Content starts

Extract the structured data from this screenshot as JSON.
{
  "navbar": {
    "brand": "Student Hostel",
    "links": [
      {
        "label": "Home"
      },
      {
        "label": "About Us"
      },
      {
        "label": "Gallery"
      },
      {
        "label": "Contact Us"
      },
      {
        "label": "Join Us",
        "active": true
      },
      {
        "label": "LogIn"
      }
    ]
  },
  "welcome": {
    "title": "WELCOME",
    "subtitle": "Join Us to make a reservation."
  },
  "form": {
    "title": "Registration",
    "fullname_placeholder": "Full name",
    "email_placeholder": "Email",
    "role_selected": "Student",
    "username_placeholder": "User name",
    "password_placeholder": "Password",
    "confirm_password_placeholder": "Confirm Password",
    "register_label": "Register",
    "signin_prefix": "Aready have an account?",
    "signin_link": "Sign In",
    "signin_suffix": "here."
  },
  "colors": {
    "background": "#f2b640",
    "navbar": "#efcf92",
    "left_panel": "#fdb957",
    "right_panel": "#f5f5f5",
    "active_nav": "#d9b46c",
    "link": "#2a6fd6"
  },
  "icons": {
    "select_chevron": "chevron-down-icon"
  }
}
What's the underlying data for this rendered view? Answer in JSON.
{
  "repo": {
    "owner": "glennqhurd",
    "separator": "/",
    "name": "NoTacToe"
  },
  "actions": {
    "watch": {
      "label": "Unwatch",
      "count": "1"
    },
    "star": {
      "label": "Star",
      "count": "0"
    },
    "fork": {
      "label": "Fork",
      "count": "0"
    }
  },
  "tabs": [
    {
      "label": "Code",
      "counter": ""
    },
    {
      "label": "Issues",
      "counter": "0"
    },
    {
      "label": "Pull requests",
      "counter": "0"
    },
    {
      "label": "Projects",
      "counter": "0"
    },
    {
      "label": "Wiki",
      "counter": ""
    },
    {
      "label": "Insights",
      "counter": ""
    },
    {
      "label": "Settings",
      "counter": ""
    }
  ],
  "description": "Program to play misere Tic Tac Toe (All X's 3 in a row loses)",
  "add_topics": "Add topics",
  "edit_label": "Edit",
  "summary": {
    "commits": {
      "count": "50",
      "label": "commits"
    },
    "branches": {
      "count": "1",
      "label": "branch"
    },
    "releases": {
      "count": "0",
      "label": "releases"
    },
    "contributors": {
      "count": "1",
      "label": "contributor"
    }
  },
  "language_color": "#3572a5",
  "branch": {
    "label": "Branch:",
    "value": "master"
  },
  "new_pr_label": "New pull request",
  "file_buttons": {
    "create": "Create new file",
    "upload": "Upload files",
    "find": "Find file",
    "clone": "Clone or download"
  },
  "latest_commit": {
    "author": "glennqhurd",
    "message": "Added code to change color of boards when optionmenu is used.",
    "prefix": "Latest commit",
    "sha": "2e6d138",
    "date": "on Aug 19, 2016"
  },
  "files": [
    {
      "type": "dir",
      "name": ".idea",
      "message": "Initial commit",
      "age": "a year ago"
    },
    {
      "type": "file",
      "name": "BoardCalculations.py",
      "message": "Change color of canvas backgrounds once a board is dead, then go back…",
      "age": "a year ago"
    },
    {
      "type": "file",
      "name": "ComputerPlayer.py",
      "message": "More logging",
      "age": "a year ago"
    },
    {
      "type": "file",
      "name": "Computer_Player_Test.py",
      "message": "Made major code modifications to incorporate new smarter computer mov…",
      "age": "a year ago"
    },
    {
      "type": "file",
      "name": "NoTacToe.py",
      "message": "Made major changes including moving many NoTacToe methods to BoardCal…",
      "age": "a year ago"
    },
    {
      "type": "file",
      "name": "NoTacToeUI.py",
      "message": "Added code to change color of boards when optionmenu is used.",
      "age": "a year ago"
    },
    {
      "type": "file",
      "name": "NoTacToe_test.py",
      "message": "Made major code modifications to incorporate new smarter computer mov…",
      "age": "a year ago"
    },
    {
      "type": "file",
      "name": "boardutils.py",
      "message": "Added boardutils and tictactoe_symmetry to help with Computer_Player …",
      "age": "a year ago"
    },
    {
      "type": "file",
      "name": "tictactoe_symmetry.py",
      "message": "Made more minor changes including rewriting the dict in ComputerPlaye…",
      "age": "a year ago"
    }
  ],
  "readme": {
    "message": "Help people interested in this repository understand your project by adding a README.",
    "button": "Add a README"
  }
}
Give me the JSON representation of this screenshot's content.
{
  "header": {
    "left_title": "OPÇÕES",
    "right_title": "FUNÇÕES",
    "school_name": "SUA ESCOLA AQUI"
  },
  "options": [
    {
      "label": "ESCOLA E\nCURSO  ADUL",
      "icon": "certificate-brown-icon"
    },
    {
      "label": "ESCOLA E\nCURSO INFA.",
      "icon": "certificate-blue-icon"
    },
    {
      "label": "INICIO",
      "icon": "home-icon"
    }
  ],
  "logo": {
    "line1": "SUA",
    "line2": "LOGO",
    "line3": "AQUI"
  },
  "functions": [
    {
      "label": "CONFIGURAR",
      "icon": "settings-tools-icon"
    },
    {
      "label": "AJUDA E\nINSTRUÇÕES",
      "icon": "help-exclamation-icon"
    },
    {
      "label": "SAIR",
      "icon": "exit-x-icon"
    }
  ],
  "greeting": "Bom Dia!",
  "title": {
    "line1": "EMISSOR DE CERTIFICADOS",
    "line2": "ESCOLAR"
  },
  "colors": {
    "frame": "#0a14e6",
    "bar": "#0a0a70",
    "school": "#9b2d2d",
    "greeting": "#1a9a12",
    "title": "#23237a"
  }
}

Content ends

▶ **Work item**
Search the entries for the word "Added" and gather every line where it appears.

▶ **Output below**
    "message": "Added code to change color of boards when optionmenu is used.",
      "message": "Added code to change color of boards when optionmenu is used.",
      "message": "Added boardutils and tictactoe_symmetry to help with Computer_Player …",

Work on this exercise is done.